◆ **RECORD EXTRACTS**:
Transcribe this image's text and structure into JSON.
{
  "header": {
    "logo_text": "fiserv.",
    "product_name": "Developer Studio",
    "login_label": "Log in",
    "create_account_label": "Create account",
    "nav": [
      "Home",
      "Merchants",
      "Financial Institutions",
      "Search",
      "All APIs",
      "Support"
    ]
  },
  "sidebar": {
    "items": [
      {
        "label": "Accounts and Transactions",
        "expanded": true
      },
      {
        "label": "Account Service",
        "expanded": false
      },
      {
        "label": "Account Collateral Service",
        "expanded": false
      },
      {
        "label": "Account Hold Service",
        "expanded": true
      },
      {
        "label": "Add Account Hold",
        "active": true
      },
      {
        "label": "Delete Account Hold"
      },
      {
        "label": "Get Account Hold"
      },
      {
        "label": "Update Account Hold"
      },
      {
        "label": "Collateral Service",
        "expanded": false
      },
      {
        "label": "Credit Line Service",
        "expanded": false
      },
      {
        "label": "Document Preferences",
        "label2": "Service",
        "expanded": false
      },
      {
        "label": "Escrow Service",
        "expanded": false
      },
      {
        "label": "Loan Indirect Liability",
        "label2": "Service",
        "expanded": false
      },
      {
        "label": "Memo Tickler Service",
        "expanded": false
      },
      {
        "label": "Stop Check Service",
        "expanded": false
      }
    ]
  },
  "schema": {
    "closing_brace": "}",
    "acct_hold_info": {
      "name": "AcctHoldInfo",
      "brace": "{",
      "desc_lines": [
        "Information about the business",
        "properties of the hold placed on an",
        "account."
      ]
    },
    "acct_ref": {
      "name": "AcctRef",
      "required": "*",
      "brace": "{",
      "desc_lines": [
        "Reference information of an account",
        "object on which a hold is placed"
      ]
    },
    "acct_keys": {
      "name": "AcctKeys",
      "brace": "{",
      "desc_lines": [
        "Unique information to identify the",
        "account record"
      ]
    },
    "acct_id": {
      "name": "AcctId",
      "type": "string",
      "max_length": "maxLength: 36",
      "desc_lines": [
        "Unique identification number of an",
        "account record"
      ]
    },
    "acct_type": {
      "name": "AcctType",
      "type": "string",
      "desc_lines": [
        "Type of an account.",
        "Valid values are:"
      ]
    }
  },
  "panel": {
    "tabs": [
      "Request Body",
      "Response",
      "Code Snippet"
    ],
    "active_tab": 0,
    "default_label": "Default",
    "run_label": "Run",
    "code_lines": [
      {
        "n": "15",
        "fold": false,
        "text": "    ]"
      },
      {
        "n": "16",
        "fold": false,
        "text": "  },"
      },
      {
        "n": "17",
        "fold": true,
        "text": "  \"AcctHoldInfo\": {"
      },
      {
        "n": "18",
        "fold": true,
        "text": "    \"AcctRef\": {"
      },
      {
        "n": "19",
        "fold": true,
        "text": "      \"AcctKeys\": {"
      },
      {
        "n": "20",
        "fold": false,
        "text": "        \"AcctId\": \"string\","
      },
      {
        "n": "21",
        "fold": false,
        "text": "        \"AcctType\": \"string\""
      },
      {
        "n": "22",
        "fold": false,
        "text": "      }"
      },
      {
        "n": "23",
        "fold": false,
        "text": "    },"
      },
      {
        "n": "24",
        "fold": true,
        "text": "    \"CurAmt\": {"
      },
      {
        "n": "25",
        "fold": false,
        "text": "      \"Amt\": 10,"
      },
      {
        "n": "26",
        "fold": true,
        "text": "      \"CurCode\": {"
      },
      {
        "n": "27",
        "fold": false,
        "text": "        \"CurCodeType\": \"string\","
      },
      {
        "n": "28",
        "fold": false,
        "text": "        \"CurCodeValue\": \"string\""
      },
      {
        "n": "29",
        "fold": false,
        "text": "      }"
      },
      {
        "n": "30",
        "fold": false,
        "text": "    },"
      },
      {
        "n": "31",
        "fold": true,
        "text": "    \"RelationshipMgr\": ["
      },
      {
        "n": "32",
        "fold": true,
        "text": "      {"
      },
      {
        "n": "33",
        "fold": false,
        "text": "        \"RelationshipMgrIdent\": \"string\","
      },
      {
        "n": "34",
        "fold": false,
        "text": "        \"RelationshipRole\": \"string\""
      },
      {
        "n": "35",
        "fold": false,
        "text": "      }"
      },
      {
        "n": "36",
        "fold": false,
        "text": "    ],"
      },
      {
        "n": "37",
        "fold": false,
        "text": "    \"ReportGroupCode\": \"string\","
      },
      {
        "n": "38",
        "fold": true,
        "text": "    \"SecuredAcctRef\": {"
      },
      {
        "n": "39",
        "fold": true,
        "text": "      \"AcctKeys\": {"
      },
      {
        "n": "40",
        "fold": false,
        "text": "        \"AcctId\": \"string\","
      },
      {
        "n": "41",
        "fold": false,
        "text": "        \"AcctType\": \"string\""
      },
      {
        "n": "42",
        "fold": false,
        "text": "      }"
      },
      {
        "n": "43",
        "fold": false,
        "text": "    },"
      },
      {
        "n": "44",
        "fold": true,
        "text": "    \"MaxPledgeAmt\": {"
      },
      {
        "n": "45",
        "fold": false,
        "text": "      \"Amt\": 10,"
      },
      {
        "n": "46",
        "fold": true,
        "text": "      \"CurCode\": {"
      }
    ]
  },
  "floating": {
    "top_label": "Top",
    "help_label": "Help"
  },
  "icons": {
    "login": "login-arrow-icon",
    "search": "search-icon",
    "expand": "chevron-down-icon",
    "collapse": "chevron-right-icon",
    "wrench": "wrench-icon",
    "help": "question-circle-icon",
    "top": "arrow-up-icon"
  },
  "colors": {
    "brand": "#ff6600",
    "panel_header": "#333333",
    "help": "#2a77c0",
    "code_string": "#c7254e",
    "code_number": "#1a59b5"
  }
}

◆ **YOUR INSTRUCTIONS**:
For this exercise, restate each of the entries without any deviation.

◆ **WRITTEN REPLY**:
Transcribe this image's text and structure into JSON.
{
  "header": {
    "logo_text": "fiserv.",
    "product_name": "Developer Studio",
    "login_label": "Log in",
    "create_account_label": "Create account",
    "nav": [
      "Home",
      "Merchants",
      "Financial Institutions",
      "Search",
      "All APIs",
      "Support"
    ]
  },
  "sidebar": {
    "items": [
      {
        "label": "Accounts and Transactions",
        "expanded": true
      },
      {
        "label": "Account Service",
        "expanded": false
      },
      {
        "label": "Account Collateral Service",
        "expanded": false
      },
      {
        "label": "Account Hold Service",
        "expanded": true
      },
      {
        "label": "Add Account Hold",
        "active": true
      },
      {
        "label": "Delete Account Hold"
      },
      {
        "label": "Get Account Hold"
      },
      {
        "label": "Update Account Hold"
      },
      {
        "label": "Collateral Service",
        "expanded": false
      },
      {
        "label": "Credit Line Service",
        "expanded": false
      },
      {
        "label": "Document Preferences",
        "label2": "Service",
        "expanded": false
      },
      {
        "label": "Escrow Service",
        "expanded": false
      },
      {
        "label": "Loan Indirect Liability",
        "label2": "Service",
        "expanded": false
      },
      {
        "label": "Memo Tickler Service",
        "expanded": false
      },
      {
        "label": "Stop Check Service",
        "expanded": false
      }
    ]
  },
  "schema": {
    "closing_brace": "}",
    "acct_hold_info": {
      "name": "AcctHoldInfo",
      "brace": "{",
      "desc_lines": [
        "Information about the business",
        "properties of the hold placed on an",
        "account."
      ]
    },
    "acct_ref": {
      "name": "AcctRef",
      "required": "*",
      "brace": "{",
      "desc_lines": [
        "Reference information of an account",
        "object on which a hold is placed"
      ]
    },
    "acct_keys": {
      "name": "AcctKeys",
      "brace": "{",
      "desc_lines": [
        "Unique information to identify the",
        "account record"
      ]
    },
    "acct_id": {
      "name": "AcctId",
      "type": "string",
      "max_length": "maxLength: 36",
      "desc_lines": [
        "Unique identification number of an",
        "account record"
      ]
    },
    "acct_type": {
      "name": "AcctType",
      "type": "string",
      "desc_lines": [
        "Type of an account.",
        "Valid values are:"
      ]
    }
  },
  "panel": {
    "tabs": [
      "Request Body",
      "Response",
      "Code Snippet"
    ],
    "active_tab": 0,
    "default_label": "Default",
    "run_label": "Run",
    "code_lines": [
      {
        "n": "15",
        "fold": false,
        "text": "    ]"
      },
      {
        "n": "16",
        "fold": false,
        "text": "  },"
      },
      {
        "n": "17",
        "fold": true,
        "text": "  \"AcctHoldInfo\": {"
      },
      {
        "n": "18",
        "fold": true,
        "text": "    \"AcctRef\": {"
      },
      {
        "n": "19",
        "fold": true,
        "text": "      \"AcctKeys\": {"
      },
      {
        "n": "20",
        "fold": false,
        "text": "        \"AcctId\": \"string\","
      },
      {
        "n": "21",
        "fold": false,
        "text": "        \"AcctType\": \"string\""
      },
      {
        "n": "22",
        "fold": false,
        "text": "      }"
      },
      {
        "n": "23",
        "fold": false,
        "text": "    },"
      },
      {
        "n": "24",
        "fold": true,
        "text": "    \"CurAmt\": {"
      },
      {
        "n": "25",
        "fold": false,
        "text": "      \"Amt\": 10,"
      },
      {
        "n": "26",
        "fold": true,
        "text": "      \"CurCode\": {"
      },
      {
        "n": "27",
        "fold": false,
        "text": "        \"CurCodeType\": \"string\","
      },
      {
        "n": "28",
        "fold": false,
        "text": "        \"CurCodeValue\": \"string\""
      },
      {
        "n": "29",
        "fold": false,
        "text": "      }"
      },
      {
        "n": "30",
        "fold": false,
        "text": "    },"
      },
      {
        "n": "31",
        "fold": true,
        "text": "    \"RelationshipMgr\": ["
      },
      {
        "n": "32",
        "fold": true,
        "text": "      {"
      },
      {
        "n": "33",
        "fold": false,
        "text": "        \"RelationshipMgrIdent\": \"string\","
      },
      {
        "n": "34",
        "fold": false,
        "text": "        \"RelationshipRole\": \"string\""
      },
      {
        "n": "35",
        "fold": false,
        "text": "      }"
      },
      {
        "n": "36",
        "fold": false,
        "text": "    ],"
      },
      {
        "n": "37",
        "fold": false,
        "text": "    \"ReportGroupCode\": \"string\","
      },
      {
        "n": "38",
        "fold": true,
        "text": "    \"SecuredAcctRef\": {"
      },
      {
        "n": "39",
        "fold": true,
        "text": "      \"AcctKeys\": {"
      },
      {
        "n": "40",
        "fold": false,
        "text": "        \"AcctId\": \"string\","
      },
      {
        "n": "41",
        "fold": false,
        "text": "        \"AcctType\": \"string\""
      },
      {
        "n": "42",
        "fold": false,
        "text": "      }"
      },
      {
        "n": "43",
        "fold": false,
        "text": "    },"
      },
      {
        "n": "44",
        "fold": true,
        "text": "    \"MaxPledgeAmt\": {"
      },
      {
        "n": "45",
        "fold": false,
        "text": "      \"Amt\": 10,"
      },
      {
        "n": "46",
        "fold": true,
        "text": "      \"CurCode\": {"
      }
    ]
  },
  "floating": {
    "top_label": "Top",
    "help_label": "Help"
  },
  "icons": {
    "login": "login-arrow-icon",
    "search": "search-icon",
    "expand": "chevron-down-icon",
    "collapse": "chevron-right-icon",
    "wrench": "wrench-icon",
    "help": "question-circle-icon",
    "top": "arrow-up-icon"
  },
  "colors": {
    "brand": "#ff6600",
    "panel_header": "#333333",
    "help": "#2a77c0",
    "code_string": "#c7254e",
    "code_number": "#1a59b5"
  }
}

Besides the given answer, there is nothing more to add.